It may seem counterintuitive to add more to a seemingly heaping plate of change at hand—you don’t want to cause more anxiety, after all. But many of us have realized that times of upheaval present themselves as fertile soil to make the changes we’ve wanted to or that we’ve previously experienced resistance to. Not only have we hosted mass clean-outs of church closets and fridges; the pandemic gave permission to figuratively clean out the church closet, politely stop some ministries, and start others.
In-person worship is no longer the front door
Many attractional-model churches have been set up for “invitational evangelism,” meaning that someone who is new or curious about faith would first encounter Jesus and our church through a worship service. A year ago, first-time guests would come and check us out on a weekly basis, but now that we have re-gathered in-person, that doesn’t happen much, if at all. Maybe your church has seen a similar trend. But new people engage with us digitally all the time, and they also connect with us through some of the smaller events and expressions of church we have organized in the community. Gone are the days of “build it and they will come.” Many people are still spiritually hungry, in search of Good News in this world, but they will need to be encountered on their turf, in their time. Many people are still spiritually hungry, in search of Good News in this world, but they will need to be encountered on their turf, in their time. Click To Tweet
There is continued tension between online and embodied church
This past year forced us to focus on online ministry—whether through broadcasting, social media, Zoom, online giving, or a whole host of apps. For some, it was the first time. Others had been doing it but now began to focus more on it. Most of us will continue. But a challenge now presents itself in the way of a question: should we expect people to come back in person, and if they don’t, can they fully grow in relationship with Christ and with others completely virtually? Maybe you find yourself in a similar place as Derek Vreeland, discipleship pastor at Word of Life Church in St. Joseph, Missouri, who says that while his church has re-gathered physically, many local people continue to worship online. He shares how their community values real-live face time, so it’s a struggle that not everyone wants to “come back.” But is connecting with your church solely on a screen spiritually healthy? Can you be fully discipled and missionally-oriented without ever being in the flesh with another member of your church? The answer is, we really don’t know.

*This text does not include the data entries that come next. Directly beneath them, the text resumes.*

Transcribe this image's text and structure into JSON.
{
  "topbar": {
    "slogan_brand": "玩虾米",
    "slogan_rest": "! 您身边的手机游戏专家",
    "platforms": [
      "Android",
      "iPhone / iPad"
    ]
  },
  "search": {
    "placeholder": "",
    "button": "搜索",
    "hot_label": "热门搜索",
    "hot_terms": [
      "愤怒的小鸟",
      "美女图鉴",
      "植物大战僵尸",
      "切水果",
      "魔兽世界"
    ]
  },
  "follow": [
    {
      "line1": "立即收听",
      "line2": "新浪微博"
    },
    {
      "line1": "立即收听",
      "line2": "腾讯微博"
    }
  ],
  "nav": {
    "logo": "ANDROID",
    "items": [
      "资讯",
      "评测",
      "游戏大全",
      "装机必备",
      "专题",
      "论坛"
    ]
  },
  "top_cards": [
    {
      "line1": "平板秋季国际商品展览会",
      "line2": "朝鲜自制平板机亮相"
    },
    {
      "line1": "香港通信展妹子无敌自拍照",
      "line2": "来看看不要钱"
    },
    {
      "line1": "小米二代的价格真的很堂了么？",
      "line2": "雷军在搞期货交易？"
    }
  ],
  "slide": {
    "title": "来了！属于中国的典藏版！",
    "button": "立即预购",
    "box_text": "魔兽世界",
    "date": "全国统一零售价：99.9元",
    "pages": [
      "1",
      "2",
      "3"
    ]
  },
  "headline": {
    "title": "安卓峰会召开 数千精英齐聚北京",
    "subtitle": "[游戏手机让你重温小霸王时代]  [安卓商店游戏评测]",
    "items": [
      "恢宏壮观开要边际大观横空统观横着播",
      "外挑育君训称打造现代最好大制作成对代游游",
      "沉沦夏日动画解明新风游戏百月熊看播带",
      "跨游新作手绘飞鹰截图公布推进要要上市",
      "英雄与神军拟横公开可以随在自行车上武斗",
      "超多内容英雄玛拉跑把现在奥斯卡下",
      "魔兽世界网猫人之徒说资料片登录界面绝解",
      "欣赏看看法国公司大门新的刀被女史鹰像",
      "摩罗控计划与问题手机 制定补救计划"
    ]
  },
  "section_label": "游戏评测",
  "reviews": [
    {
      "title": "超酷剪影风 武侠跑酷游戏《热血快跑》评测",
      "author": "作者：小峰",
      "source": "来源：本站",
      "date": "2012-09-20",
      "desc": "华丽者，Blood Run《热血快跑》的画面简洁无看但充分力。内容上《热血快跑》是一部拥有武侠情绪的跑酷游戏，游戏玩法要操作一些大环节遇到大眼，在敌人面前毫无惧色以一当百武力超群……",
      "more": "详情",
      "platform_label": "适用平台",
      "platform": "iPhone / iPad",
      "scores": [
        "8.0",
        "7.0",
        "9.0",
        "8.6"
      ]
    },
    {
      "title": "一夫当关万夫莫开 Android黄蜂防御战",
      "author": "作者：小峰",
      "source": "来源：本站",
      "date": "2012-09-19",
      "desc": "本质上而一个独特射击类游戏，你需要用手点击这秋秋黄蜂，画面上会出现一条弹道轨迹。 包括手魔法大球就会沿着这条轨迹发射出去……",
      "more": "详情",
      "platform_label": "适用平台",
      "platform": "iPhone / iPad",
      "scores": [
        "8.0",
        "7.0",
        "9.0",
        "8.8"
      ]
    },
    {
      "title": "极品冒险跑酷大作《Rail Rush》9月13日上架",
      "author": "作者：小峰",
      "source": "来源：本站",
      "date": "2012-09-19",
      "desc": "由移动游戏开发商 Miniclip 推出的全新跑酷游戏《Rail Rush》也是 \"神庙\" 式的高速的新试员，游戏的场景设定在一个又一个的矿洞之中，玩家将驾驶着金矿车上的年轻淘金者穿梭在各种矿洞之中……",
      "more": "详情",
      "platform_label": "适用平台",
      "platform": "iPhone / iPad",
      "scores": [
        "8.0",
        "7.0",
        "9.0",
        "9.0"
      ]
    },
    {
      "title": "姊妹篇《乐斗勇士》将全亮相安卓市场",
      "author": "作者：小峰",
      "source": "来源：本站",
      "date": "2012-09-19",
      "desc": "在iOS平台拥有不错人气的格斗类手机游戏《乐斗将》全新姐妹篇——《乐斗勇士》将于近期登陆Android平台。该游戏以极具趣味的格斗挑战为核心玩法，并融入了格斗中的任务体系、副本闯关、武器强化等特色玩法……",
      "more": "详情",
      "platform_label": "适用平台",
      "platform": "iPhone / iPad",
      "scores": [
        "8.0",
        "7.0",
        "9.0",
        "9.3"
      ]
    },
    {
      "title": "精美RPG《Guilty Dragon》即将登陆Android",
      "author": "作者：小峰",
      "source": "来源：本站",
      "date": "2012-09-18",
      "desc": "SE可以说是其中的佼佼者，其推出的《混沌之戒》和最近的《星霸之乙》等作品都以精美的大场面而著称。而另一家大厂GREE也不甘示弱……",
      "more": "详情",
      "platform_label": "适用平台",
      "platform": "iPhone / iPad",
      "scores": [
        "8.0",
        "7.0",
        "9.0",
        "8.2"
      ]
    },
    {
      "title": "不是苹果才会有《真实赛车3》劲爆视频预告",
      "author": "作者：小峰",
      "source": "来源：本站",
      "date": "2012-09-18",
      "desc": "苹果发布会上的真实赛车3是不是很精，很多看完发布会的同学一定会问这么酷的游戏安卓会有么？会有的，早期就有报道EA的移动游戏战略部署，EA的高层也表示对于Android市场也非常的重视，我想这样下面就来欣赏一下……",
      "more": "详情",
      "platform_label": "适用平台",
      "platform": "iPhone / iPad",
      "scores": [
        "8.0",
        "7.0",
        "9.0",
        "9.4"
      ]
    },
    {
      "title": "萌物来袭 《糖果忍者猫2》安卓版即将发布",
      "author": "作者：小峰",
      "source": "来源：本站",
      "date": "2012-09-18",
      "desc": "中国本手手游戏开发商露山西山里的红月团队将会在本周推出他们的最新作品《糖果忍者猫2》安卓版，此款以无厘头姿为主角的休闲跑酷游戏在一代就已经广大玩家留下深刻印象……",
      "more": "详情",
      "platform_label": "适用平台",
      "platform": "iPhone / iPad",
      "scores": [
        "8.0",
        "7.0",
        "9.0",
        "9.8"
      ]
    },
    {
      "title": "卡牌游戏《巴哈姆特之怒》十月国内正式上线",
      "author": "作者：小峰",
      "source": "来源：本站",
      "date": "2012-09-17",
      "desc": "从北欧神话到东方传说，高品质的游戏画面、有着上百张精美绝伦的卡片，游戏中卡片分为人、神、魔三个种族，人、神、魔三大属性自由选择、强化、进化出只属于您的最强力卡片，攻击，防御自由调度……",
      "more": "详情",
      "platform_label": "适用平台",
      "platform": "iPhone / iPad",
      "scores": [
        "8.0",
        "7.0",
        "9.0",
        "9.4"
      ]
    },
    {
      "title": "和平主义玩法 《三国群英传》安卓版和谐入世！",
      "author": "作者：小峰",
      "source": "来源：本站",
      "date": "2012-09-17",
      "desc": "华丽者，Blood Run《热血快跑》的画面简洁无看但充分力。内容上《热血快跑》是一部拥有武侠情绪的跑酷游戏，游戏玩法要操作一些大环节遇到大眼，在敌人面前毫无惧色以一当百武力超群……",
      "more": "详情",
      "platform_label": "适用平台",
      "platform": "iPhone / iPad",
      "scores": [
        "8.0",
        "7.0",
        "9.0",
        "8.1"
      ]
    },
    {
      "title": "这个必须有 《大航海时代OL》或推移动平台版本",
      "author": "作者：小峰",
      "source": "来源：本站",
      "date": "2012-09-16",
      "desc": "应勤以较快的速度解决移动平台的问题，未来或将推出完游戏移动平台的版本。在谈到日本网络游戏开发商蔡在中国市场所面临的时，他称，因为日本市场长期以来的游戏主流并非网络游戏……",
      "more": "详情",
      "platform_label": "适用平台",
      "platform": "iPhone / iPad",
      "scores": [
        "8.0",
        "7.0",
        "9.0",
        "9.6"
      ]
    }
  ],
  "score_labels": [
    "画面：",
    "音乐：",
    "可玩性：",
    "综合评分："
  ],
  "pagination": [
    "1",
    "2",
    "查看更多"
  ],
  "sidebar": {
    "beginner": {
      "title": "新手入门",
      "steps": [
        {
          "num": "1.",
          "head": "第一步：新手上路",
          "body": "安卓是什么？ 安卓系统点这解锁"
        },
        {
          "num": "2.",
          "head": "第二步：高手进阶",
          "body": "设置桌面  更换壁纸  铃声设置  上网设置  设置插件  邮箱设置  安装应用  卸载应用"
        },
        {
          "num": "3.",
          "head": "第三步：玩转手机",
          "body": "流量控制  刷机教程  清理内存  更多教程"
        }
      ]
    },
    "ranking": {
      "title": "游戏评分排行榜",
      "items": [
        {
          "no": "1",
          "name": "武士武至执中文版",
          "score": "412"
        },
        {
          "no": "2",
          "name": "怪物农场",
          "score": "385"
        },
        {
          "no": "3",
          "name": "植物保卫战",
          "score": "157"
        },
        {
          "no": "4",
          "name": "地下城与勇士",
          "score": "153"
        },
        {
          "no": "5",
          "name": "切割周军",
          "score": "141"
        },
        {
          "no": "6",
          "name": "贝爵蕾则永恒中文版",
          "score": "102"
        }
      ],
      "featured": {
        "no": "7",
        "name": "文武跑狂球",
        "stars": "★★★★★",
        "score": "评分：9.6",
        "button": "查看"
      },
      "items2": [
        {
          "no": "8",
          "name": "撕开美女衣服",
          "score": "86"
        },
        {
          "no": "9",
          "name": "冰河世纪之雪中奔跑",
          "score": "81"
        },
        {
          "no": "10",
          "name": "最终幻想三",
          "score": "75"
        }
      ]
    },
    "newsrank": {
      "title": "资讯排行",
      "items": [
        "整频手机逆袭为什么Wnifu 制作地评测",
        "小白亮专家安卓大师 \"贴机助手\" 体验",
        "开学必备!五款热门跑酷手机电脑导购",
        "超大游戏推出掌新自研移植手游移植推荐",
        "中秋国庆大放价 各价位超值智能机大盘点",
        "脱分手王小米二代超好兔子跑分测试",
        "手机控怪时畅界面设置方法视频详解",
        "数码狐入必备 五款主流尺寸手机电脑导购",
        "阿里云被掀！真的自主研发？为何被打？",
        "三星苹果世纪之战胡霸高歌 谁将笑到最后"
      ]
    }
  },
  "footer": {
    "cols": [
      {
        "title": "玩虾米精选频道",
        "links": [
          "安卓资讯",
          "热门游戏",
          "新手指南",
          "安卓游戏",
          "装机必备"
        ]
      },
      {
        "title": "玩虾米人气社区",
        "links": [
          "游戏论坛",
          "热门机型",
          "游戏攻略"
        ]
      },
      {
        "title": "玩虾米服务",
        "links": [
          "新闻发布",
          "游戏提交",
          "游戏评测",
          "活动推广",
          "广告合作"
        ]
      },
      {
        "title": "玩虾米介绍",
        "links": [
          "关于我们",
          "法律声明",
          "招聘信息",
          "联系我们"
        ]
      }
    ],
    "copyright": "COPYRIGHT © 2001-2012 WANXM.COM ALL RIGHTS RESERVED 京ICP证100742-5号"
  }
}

Which of these themes resonates most with you? What would you add? Here we are, one year later. We have made it, but there is still ways to go. The good news is that we walk in the footsteps of the One who promised to never leave us or forsake us—and that includes the church. Even through pain, regret, and heartache, Jesus helps his bride find a way.